Take the sentence "I'm going to the store for some milk," for instance.

You read that, quite correctly, as I'm going to the store for some milk.

But if I were to read that harmless little sentence aloud, it would sound like this:

Ahm goin' tu thuh stor fer sum beer.   Editor's Note:  There is no word for 'milk' in the dialect I speak.  

That's how I sound.  I can minimize my accent with conscious effort, but I cannot eradicate it entirely.

The Southern accent bit works pretty well if you're William Faulkner and you're writing about the American South.  People love it.  It's also a good mix with crime fiction, unless your books are set in New York (Nuhe Yoke).
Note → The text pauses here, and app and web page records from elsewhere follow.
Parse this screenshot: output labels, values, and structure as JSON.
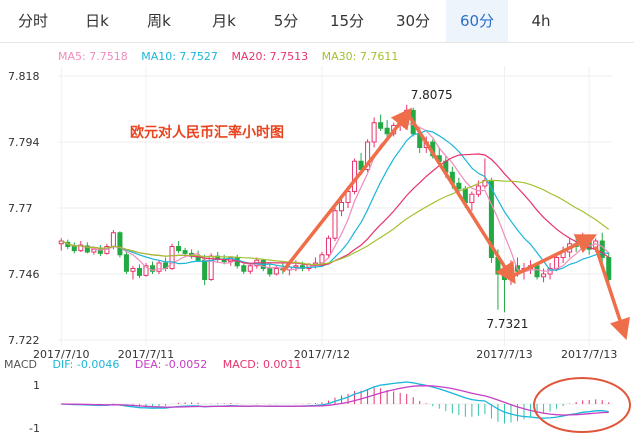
{
  "tabs": [
    {
      "label": "分时",
      "active": false
    },
    {
      "label": "日k",
      "active": false
    },
    {
      "label": "周k",
      "active": false
    },
    {
      "label": "月k",
      "active": false
    },
    {
      "label": "5分",
      "active": false
    },
    {
      "label": "15分",
      "active": false
    },
    {
      "label": "30分",
      "active": false
    },
    {
      "label": "60分",
      "active": true
    },
    {
      "label": "4h",
      "active": false
    }
  ],
  "ma_legend": [
    {
      "label": "MA5: 7.7518",
      "color": "#f08cbd"
    },
    {
      "label": "MA10: 7.7527",
      "color": "#1ab6d9"
    },
    {
      "label": "MA20: 7.7513",
      "color": "#e8336d"
    },
    {
      "label": "MA30: 7.7611",
      "color": "#a2c232"
    }
  ],
  "macd_legend": {
    "name": "MACD",
    "dif": {
      "label": "DIF: -0.0046",
      "color": "#1ab6d9"
    },
    "dea": {
      "label": "DEA: -0.0052",
      "color": "#c63fc5"
    },
    "macd": {
      "label": "MACD: 0.0011",
      "color": "#e8336d"
    }
  },
  "annotation": {
    "text": "欧元对人民币汇率小时图",
    "color": "#e8441f"
  },
  "colors": {
    "up": "#e8336d",
    "down": "#22a943",
    "arrow": "#ef6e4a",
    "circle": "#e0563a"
  },
  "chart_data": {
    "type": "candlestick",
    "y_ticks": [
      "7.818",
      "7.794",
      "7.77",
      "7.746",
      "7.722"
    ],
    "y_tick_values": [
      7.818,
      7.794,
      7.77,
      7.746,
      7.722
    ],
    "ylim": [
      7.722,
      7.818
    ],
    "x_ticks": [
      "2017/7/10",
      "2017/7/11",
      "2017/7/12",
      "2017/7/13",
      "2017/7/13"
    ],
    "x_tick_indices": [
      0,
      13,
      40,
      68,
      81
    ],
    "high_label": "7.8075",
    "low_label": "7.7321",
    "candles": [
      [
        7.757,
        7.759,
        7.7545,
        7.758
      ],
      [
        7.7575,
        7.7585,
        7.755,
        7.756
      ],
      [
        7.756,
        7.7575,
        7.7535,
        7.7545
      ],
      [
        7.7545,
        7.758,
        7.754,
        7.7565
      ],
      [
        7.7562,
        7.7575,
        7.7535,
        7.754
      ],
      [
        7.754,
        7.756,
        7.753,
        7.755
      ],
      [
        7.755,
        7.7565,
        7.7525,
        7.7535
      ],
      [
        7.7535,
        7.757,
        7.753,
        7.756
      ],
      [
        7.756,
        7.762,
        7.755,
        7.761
      ],
      [
        7.761,
        7.7615,
        7.752,
        7.753
      ],
      [
        7.753,
        7.754,
        7.746,
        7.747
      ],
      [
        7.747,
        7.749,
        7.744,
        7.748
      ],
      [
        7.748,
        7.7495,
        7.7445,
        7.7455
      ],
      [
        7.7455,
        7.75,
        7.745,
        7.749
      ],
      [
        7.749,
        7.7505,
        7.746,
        7.747
      ],
      [
        7.747,
        7.751,
        7.746,
        7.75
      ],
      [
        7.75,
        7.752,
        7.747,
        7.748
      ],
      [
        7.748,
        7.757,
        7.7475,
        7.756
      ],
      [
        7.756,
        7.758,
        7.7535,
        7.7545
      ],
      [
        7.7545,
        7.7555,
        7.752,
        7.7535
      ],
      [
        7.7535,
        7.755,
        7.7515,
        7.7525
      ],
      [
        7.7525,
        7.7545,
        7.7505,
        7.751
      ],
      [
        7.751,
        7.753,
        7.742,
        7.744
      ],
      [
        7.744,
        7.7535,
        7.7435,
        7.7525
      ],
      [
        7.7525,
        7.754,
        7.75,
        7.7515
      ],
      [
        7.7515,
        7.753,
        7.7495,
        7.7505
      ],
      [
        7.7505,
        7.7525,
        7.749,
        7.752
      ],
      [
        7.752,
        7.753,
        7.748,
        7.749
      ],
      [
        7.749,
        7.7505,
        7.746,
        7.747
      ],
      [
        7.747,
        7.75,
        7.746,
        7.749
      ],
      [
        7.749,
        7.752,
        7.748,
        7.751
      ],
      [
        7.751,
        7.7515,
        7.747,
        7.748
      ],
      [
        7.748,
        7.7495,
        7.745,
        7.746
      ],
      [
        7.746,
        7.749,
        7.7455,
        7.748
      ],
      [
        7.748,
        7.75,
        7.746,
        7.7475
      ],
      [
        7.7475,
        7.749,
        7.7455,
        7.7485
      ],
      [
        7.7485,
        7.751,
        7.747,
        7.749
      ],
      [
        7.749,
        7.7505,
        7.747,
        7.748
      ],
      [
        7.748,
        7.75,
        7.747,
        7.7495
      ],
      [
        7.7495,
        7.752,
        7.748,
        7.75
      ],
      [
        7.75,
        7.754,
        7.749,
        7.753
      ],
      [
        7.753,
        7.76,
        7.752,
        7.759
      ],
      [
        7.759,
        7.77,
        7.758,
        7.769
      ],
      [
        7.769,
        7.774,
        7.767,
        7.772
      ],
      [
        7.772,
        7.778,
        7.77,
        7.776
      ],
      [
        7.776,
        7.788,
        7.775,
        7.787
      ],
      [
        7.787,
        7.79,
        7.782,
        7.784
      ],
      [
        7.784,
        7.795,
        7.783,
        7.794
      ],
      [
        7.794,
        7.803,
        7.792,
        7.801
      ],
      [
        7.801,
        7.804,
        7.798,
        7.799
      ],
      [
        7.799,
        7.802,
        7.795,
        7.797
      ],
      [
        7.797,
        7.801,
        7.796,
        7.8
      ],
      [
        7.8,
        7.804,
        7.798,
        7.802
      ],
      [
        7.802,
        7.8075,
        7.8,
        7.8055
      ],
      [
        7.8055,
        7.8065,
        7.796,
        7.797
      ],
      [
        7.797,
        7.799,
        7.79,
        7.792
      ],
      [
        7.792,
        7.796,
        7.79,
        7.794
      ],
      [
        7.794,
        7.795,
        7.788,
        7.789
      ],
      [
        7.789,
        7.792,
        7.785,
        7.787
      ],
      [
        7.787,
        7.789,
        7.781,
        7.783
      ],
      [
        7.783,
        7.785,
        7.777,
        7.779
      ],
      [
        7.779,
        7.781,
        7.774,
        7.777
      ],
      [
        7.777,
        7.778,
        7.77,
        7.772
      ],
      [
        7.772,
        7.776,
        7.769,
        7.775
      ],
      [
        7.775,
        7.78,
        7.774,
        7.778
      ],
      [
        7.778,
        7.788,
        7.777,
        7.78
      ],
      [
        7.78,
        7.781,
        7.75,
        7.752
      ],
      [
        7.752,
        7.755,
        7.733,
        7.746
      ],
      [
        7.746,
        7.748,
        7.7321,
        7.744
      ],
      [
        7.744,
        7.751,
        7.742,
        7.749
      ],
      [
        7.749,
        7.752,
        7.745,
        7.747
      ],
      [
        7.747,
        7.75,
        7.744,
        7.748
      ],
      [
        7.748,
        7.751,
        7.746,
        7.749
      ],
      [
        7.749,
        7.75,
        7.744,
        7.745
      ],
      [
        7.745,
        7.748,
        7.743,
        7.746
      ],
      [
        7.746,
        7.75,
        7.744,
        7.748
      ],
      [
        7.748,
        7.753,
        7.747,
        7.752
      ],
      [
        7.752,
        7.756,
        7.75,
        7.754
      ],
      [
        7.754,
        7.759,
        7.752,
        7.757
      ],
      [
        7.757,
        7.76,
        7.754,
        7.756
      ],
      [
        7.756,
        7.761,
        7.755,
        7.759
      ],
      [
        7.759,
        7.76,
        7.753,
        7.755
      ],
      [
        7.755,
        7.759,
        7.754,
        7.758
      ],
      [
        7.758,
        7.761,
        7.75,
        7.752
      ],
      [
        7.752,
        7.754,
        7.743,
        7.744
      ]
    ],
    "macd_ticks": [
      "1",
      "-1"
    ]
  }
}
But I write fantasy.  Some of it traditional, some of it YA, some of it hard-boiled detective stuff.  But it's all fantasy, and I'm just not sure people are going to find my voice compatible with the genre.  I don't want to present anything that will jar you, the reading public, out of the comfy little worlds I try to create in my books.

Which might well be a stupid thing on my part to even worry about.  It's the books that people like, right?  I'm not really a part of the picture.  What does it matter, who I am?  People read the words in their own voices, imagine things how they want, and that's how it ought to be.

But still.  I'm leery of the whole video blog concept.  So, if I do post a video blog one day, and I appear on your monitor as a square-jawed fit young man with a newscaster's generic Midwest accent, you'll know I've hired an actor.

Now I'm off to find some supper.  Good evening, all!

(Na-ow ahm awff ta fine-duh sum chitlins. Ya'll hav yorselves ah gud un!)